:: Working data ::

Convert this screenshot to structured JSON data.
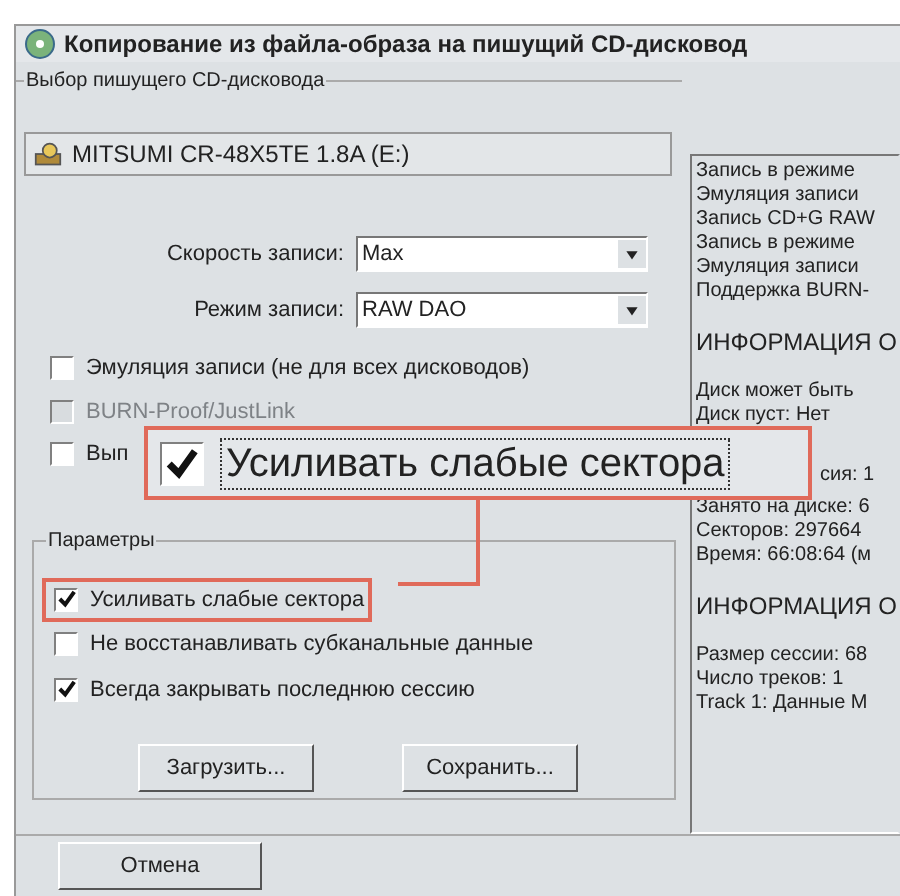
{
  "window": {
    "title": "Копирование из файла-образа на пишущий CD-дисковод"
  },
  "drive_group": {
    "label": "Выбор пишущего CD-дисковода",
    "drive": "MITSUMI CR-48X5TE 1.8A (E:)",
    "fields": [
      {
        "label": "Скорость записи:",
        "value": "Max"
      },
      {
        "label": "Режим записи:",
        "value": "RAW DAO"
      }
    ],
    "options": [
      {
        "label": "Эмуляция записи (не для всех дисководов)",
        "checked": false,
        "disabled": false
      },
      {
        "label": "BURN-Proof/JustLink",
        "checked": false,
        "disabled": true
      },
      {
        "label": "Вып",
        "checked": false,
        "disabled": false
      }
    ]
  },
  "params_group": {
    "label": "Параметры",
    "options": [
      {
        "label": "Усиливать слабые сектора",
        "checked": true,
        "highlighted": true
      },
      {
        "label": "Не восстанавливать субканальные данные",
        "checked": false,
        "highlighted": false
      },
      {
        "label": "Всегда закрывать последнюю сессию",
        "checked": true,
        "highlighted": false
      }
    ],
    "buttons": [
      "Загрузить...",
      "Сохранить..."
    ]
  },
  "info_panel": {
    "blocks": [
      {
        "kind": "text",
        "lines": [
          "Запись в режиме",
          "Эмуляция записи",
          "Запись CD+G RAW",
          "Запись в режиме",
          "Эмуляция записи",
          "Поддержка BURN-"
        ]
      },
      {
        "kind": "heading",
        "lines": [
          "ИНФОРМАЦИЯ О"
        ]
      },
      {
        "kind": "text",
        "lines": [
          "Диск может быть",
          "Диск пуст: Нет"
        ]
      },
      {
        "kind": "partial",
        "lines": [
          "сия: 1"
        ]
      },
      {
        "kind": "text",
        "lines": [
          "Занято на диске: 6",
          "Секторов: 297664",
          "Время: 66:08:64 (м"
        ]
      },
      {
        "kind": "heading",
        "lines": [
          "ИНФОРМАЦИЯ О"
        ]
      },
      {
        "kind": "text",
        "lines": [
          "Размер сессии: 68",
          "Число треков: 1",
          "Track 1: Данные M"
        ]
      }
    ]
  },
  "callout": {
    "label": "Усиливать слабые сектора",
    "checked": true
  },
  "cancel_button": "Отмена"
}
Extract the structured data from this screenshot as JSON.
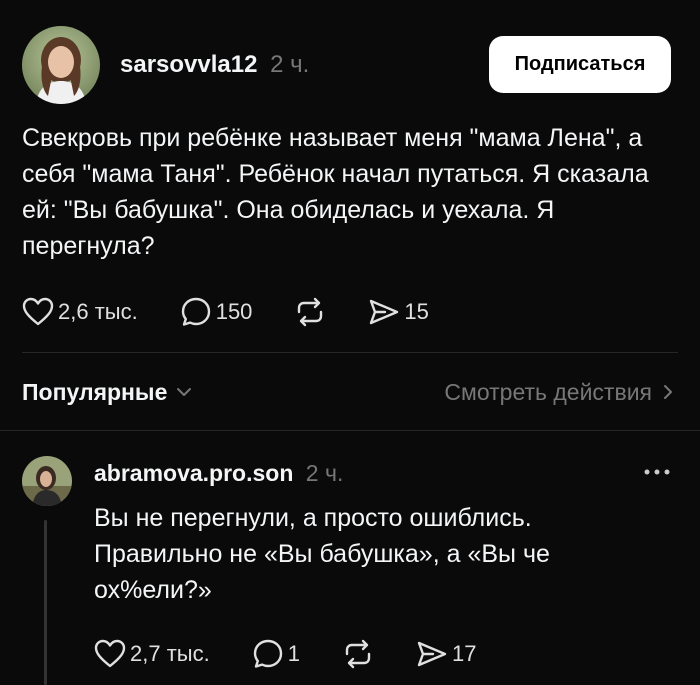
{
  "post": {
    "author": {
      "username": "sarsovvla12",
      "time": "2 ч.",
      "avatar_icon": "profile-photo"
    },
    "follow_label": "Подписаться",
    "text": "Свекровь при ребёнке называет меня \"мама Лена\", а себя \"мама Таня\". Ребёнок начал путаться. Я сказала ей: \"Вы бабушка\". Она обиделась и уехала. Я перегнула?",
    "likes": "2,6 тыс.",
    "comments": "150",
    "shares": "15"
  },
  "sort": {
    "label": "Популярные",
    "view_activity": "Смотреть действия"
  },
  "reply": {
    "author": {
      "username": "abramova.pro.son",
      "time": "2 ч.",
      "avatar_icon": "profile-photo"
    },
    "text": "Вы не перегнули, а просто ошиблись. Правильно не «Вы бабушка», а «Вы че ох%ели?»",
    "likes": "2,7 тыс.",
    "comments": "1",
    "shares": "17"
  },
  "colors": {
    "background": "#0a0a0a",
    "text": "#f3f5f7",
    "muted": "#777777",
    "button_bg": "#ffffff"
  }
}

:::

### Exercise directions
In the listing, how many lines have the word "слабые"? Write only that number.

### Result
2